[TASK GOAL] Give back the records below verbatim, please, but without a single image.

[Dataset items]
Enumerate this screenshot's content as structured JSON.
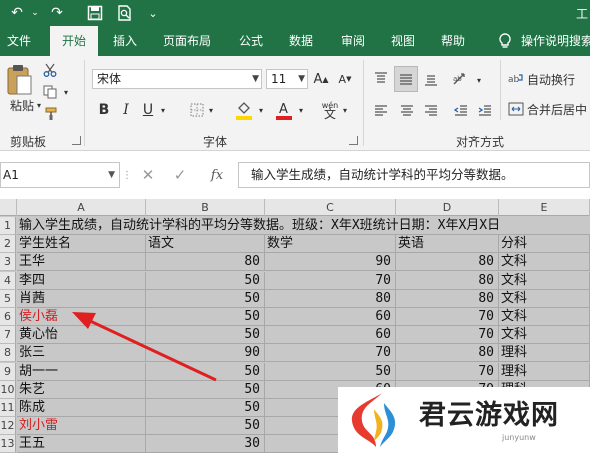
{
  "window": {
    "title": "工"
  },
  "quick_access": {
    "undo": "↶",
    "redo": "↷",
    "save": "save-icon",
    "preview": "print-preview-icon",
    "customize": "⌄"
  },
  "ribbon_tabs": [
    "文件",
    "开始",
    "插入",
    "页面布局",
    "公式",
    "数据",
    "审阅",
    "视图",
    "帮助"
  ],
  "active_tab": "开始",
  "tell_me": "操作说明搜索",
  "clipboard": {
    "paste_label": "粘贴",
    "group_label": "剪贴板"
  },
  "font": {
    "name": "宋体",
    "size": "11",
    "group_label": "字体",
    "bold": "B",
    "italic": "I",
    "underline": "U",
    "grow": "A",
    "shrink": "A",
    "wen": "wén",
    "font_color_accent": "#e02020",
    "fill_color_accent": "#ffd700"
  },
  "alignment": {
    "wrap_label": "自动换行",
    "merge_label": "合并后居中",
    "group_label": "对齐方式"
  },
  "formula_bar": {
    "name_box": "A1",
    "fx": "fx",
    "formula": "输入学生成绩，自动统计学科的平均分等数据。"
  },
  "sheet": {
    "columns": [
      "A",
      "B",
      "C",
      "D",
      "E"
    ],
    "rows": [
      "1",
      "2",
      "3",
      "4",
      "5",
      "6",
      "7",
      "8",
      "9",
      "10",
      "11",
      "12",
      "13"
    ],
    "title_row": "输入学生成绩，自动统计学科的平均分等数据。班级：X年X班统计日期：X年X月X日",
    "headers": [
      "学生姓名",
      "语文",
      "数学",
      "英语",
      "分科"
    ],
    "data": [
      [
        "王华",
        "80",
        "90",
        "80",
        "文科"
      ],
      [
        "李四",
        "50",
        "70",
        "80",
        "文科"
      ],
      [
        "肖茜",
        "50",
        "80",
        "80",
        "文科"
      ],
      [
        "侯小磊",
        "50",
        "60",
        "70",
        "文科"
      ],
      [
        "黄心怡",
        "50",
        "60",
        "70",
        "文科"
      ],
      [
        "张三",
        "90",
        "70",
        "80",
        "理科"
      ],
      [
        "胡一一",
        "50",
        "50",
        "70",
        "理科"
      ],
      [
        "朱艺",
        "50",
        "60",
        "70",
        "理科"
      ],
      [
        "陈成",
        "50",
        "",
        "",
        ""
      ],
      [
        "刘小雷",
        "50",
        "",
        "",
        ""
      ],
      [
        "王五",
        "30",
        "",
        "",
        ""
      ]
    ],
    "red_names": [
      "侯小磊",
      "刘小雷"
    ]
  },
  "watermark": {
    "text": "君云游戏网",
    "sub": "junyunw"
  }
}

[SOLUTION TO THE PROBLEM]
Enumerate this screenshot's content as structured JSON.
{
  "window": {
    "title": "工"
  },
  "quick_access": {
    "undo": "↶",
    "redo": "↷",
    "save": "save-icon",
    "preview": "print-preview-icon",
    "customize": "⌄"
  },
  "ribbon_tabs": [
    "文件",
    "开始",
    "插入",
    "页面布局",
    "公式",
    "数据",
    "审阅",
    "视图",
    "帮助"
  ],
  "active_tab": "开始",
  "tell_me": "操作说明搜索",
  "clipboard": {
    "paste_label": "粘贴",
    "group_label": "剪贴板"
  },
  "font": {
    "name": "宋体",
    "size": "11",
    "group_label": "字体",
    "bold": "B",
    "italic": "I",
    "underline": "U",
    "grow": "A",
    "shrink": "A",
    "wen": "wén",
    "font_color_accent": "#e02020",
    "fill_color_accent": "#ffd700"
  },
  "alignment": {
    "wrap_label": "自动换行",
    "merge_label": "合并后居中",
    "group_label": "对齐方式"
  },
  "formula_bar": {
    "name_box": "A1",
    "fx": "fx",
    "formula": "输入学生成绩，自动统计学科的平均分等数据。"
  },
  "sheet": {
    "columns": [
      "A",
      "B",
      "C",
      "D",
      "E"
    ],
    "rows": [
      "1",
      "2",
      "3",
      "4",
      "5",
      "6",
      "7",
      "8",
      "9",
      "10",
      "11",
      "12",
      "13"
    ],
    "title_row": "输入学生成绩，自动统计学科的平均分等数据。班级：X年X班统计日期：X年X月X日",
    "headers": [
      "学生姓名",
      "语文",
      "数学",
      "英语",
      "分科"
    ],
    "data": [
      [
        "王华",
        "80",
        "90",
        "80",
        "文科"
      ],
      [
        "李四",
        "50",
        "70",
        "80",
        "文科"
      ],
      [
        "肖茜",
        "50",
        "80",
        "80",
        "文科"
      ],
      [
        "侯小磊",
        "50",
        "60",
        "70",
        "文科"
      ],
      [
        "黄心怡",
        "50",
        "60",
        "70",
        "文科"
      ],
      [
        "张三",
        "90",
        "70",
        "80",
        "理科"
      ],
      [
        "胡一一",
        "50",
        "50",
        "70",
        "理科"
      ],
      [
        "朱艺",
        "50",
        "60",
        "70",
        "理科"
      ],
      [
        "陈成",
        "50",
        "",
        "",
        ""
      ],
      [
        "刘小雷",
        "50",
        "",
        "",
        ""
      ],
      [
        "王五",
        "30",
        "",
        "",
        ""
      ]
    ],
    "red_names": [
      "侯小磊",
      "刘小雷"
    ]
  },
  "watermark": {
    "text": "君云游戏网",
    "sub": "junyunw"
  }
}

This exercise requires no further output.